Tally the lines of the material that carry the word "icon". Give no more than the number.

■ ■ ■ ■ ■ ■ ■

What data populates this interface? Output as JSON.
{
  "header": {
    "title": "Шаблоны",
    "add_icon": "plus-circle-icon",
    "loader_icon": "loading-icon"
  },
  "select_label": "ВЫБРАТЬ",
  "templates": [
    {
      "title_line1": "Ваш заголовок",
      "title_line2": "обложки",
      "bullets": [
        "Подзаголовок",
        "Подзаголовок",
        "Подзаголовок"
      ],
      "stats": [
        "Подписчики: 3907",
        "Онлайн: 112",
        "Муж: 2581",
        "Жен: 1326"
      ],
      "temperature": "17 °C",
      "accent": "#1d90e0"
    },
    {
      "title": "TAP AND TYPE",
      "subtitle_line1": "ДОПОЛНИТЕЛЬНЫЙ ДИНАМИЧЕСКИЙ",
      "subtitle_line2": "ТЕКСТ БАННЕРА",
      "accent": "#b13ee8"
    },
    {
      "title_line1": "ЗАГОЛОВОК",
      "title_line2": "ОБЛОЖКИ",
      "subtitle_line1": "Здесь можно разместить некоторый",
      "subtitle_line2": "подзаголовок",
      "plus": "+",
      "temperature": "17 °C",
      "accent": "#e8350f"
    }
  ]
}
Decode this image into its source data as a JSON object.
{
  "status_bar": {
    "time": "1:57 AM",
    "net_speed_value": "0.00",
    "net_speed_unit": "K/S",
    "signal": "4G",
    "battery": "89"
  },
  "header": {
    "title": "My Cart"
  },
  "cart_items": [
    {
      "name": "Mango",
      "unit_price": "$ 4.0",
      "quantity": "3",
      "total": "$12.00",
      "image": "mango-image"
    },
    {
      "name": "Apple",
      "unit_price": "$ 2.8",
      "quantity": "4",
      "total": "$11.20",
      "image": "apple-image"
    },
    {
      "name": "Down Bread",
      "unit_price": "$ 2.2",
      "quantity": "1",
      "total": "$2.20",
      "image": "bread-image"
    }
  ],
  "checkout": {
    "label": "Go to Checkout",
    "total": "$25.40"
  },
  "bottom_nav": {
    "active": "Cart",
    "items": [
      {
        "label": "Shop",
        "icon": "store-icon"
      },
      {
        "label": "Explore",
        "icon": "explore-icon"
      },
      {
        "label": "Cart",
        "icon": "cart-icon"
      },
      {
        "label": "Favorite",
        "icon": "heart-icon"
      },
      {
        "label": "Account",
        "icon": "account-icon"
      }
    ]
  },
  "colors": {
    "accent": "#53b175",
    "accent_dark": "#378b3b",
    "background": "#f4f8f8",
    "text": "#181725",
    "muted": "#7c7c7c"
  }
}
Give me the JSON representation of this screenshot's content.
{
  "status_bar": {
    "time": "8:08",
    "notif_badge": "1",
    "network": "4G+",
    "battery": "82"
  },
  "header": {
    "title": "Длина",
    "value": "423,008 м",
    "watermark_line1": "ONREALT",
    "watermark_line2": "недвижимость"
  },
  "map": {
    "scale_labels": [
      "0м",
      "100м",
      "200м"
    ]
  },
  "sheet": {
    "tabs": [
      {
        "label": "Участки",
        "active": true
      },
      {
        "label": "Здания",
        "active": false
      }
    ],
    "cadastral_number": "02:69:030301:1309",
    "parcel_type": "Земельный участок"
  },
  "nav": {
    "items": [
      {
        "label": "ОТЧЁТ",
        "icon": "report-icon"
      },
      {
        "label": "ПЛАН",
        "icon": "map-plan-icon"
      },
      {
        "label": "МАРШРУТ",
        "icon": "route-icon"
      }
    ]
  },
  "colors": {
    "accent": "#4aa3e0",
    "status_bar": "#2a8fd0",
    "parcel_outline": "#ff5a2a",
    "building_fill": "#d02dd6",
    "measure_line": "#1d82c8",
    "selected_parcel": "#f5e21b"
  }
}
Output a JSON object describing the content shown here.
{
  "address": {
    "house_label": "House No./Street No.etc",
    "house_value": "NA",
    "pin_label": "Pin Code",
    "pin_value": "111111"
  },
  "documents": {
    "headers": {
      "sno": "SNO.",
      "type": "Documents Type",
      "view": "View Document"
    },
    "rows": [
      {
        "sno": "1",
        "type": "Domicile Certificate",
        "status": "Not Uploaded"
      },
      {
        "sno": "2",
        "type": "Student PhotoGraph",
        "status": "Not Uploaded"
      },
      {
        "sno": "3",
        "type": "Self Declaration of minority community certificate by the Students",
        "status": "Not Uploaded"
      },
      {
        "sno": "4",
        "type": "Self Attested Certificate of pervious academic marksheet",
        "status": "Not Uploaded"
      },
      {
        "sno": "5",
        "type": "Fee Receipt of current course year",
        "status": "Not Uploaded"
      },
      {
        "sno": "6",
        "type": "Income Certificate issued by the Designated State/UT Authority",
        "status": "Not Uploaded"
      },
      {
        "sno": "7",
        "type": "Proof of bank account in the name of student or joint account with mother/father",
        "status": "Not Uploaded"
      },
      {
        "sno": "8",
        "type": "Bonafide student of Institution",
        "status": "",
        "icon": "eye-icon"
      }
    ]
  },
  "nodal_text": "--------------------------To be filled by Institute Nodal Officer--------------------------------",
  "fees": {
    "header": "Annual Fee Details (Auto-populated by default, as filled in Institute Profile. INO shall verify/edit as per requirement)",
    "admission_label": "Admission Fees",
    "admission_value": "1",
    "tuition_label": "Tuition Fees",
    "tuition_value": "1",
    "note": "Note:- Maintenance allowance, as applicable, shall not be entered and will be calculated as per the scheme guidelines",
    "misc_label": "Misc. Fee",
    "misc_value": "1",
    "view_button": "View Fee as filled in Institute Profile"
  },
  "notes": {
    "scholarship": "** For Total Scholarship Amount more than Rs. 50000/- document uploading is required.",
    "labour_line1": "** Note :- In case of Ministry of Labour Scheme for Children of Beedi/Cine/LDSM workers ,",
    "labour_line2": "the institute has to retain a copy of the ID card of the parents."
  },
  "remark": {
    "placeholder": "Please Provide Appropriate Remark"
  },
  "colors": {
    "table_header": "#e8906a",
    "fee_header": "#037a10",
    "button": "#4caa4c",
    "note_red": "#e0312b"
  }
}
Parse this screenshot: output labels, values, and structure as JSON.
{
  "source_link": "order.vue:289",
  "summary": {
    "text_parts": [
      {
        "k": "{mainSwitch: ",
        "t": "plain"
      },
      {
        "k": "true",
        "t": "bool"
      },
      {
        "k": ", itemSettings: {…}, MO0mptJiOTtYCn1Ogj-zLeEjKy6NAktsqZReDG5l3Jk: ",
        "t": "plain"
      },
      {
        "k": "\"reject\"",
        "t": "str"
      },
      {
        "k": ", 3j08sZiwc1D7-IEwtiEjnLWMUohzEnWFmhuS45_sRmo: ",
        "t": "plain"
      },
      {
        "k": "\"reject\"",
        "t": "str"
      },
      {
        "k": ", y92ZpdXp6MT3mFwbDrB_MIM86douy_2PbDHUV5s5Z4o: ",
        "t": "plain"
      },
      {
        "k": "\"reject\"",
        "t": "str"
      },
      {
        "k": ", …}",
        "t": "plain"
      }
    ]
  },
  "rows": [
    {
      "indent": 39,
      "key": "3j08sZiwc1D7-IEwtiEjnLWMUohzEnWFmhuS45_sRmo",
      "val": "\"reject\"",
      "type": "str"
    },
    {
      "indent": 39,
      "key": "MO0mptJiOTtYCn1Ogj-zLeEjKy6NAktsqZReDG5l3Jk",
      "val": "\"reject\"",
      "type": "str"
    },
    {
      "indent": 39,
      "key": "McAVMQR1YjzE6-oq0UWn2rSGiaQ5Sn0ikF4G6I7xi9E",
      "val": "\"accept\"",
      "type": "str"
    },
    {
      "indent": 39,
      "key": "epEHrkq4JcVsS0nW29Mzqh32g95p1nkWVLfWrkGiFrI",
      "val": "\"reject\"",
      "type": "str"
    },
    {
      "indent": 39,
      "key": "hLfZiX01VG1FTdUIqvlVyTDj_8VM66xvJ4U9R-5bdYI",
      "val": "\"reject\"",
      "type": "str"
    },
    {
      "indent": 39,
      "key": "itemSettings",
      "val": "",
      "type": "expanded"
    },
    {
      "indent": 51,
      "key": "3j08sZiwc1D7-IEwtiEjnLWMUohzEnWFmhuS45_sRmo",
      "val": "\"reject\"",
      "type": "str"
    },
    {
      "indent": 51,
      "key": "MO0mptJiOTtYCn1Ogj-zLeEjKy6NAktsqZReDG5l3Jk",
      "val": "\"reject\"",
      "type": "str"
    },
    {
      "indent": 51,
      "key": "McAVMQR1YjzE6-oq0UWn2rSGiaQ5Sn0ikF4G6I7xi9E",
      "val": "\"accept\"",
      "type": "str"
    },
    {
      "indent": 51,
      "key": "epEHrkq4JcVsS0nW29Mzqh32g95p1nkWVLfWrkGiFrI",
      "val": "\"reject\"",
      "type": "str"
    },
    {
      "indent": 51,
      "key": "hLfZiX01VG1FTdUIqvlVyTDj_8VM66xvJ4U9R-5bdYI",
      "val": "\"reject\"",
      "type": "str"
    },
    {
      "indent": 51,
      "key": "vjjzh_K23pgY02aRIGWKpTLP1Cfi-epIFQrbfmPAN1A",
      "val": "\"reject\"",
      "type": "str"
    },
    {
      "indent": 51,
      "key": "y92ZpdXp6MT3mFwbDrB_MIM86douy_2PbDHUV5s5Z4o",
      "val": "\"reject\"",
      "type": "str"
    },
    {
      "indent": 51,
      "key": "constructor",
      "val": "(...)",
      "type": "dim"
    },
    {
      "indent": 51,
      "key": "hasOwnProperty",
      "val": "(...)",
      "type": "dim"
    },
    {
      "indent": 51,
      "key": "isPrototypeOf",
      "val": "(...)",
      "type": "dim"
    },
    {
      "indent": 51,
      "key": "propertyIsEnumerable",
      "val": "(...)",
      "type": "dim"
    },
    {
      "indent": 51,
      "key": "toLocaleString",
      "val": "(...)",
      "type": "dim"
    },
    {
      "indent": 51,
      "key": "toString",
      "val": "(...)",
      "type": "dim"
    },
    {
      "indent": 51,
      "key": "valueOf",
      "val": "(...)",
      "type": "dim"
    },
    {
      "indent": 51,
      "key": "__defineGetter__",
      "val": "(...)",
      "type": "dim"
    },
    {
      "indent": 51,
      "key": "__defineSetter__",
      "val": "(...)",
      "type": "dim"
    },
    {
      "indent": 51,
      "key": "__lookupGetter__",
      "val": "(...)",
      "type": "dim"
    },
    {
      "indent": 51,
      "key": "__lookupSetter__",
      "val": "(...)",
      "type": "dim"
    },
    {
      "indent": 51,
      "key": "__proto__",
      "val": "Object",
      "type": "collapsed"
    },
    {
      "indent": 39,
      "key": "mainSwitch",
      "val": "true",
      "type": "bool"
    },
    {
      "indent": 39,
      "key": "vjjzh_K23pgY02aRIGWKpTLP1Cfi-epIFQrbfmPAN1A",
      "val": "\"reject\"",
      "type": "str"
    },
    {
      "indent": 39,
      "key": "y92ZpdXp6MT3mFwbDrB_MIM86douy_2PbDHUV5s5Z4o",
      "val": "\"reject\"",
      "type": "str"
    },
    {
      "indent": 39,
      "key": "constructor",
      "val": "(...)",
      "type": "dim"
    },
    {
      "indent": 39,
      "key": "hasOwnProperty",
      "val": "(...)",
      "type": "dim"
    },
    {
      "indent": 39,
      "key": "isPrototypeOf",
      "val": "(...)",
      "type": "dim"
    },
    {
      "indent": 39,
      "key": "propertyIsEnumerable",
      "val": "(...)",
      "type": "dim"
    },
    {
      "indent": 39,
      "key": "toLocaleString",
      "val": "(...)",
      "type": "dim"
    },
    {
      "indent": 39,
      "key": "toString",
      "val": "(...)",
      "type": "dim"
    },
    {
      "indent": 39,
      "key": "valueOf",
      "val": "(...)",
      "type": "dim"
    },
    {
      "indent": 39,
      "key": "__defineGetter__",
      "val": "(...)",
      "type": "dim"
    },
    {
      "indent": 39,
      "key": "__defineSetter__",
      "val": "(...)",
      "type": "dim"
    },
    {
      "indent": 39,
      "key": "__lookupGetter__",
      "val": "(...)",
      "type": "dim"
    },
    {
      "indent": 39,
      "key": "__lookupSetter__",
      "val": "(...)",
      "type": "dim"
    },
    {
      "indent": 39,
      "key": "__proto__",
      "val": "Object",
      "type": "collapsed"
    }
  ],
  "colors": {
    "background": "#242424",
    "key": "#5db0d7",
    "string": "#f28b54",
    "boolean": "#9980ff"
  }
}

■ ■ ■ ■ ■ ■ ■

[RESULT OF THIS TASK]
11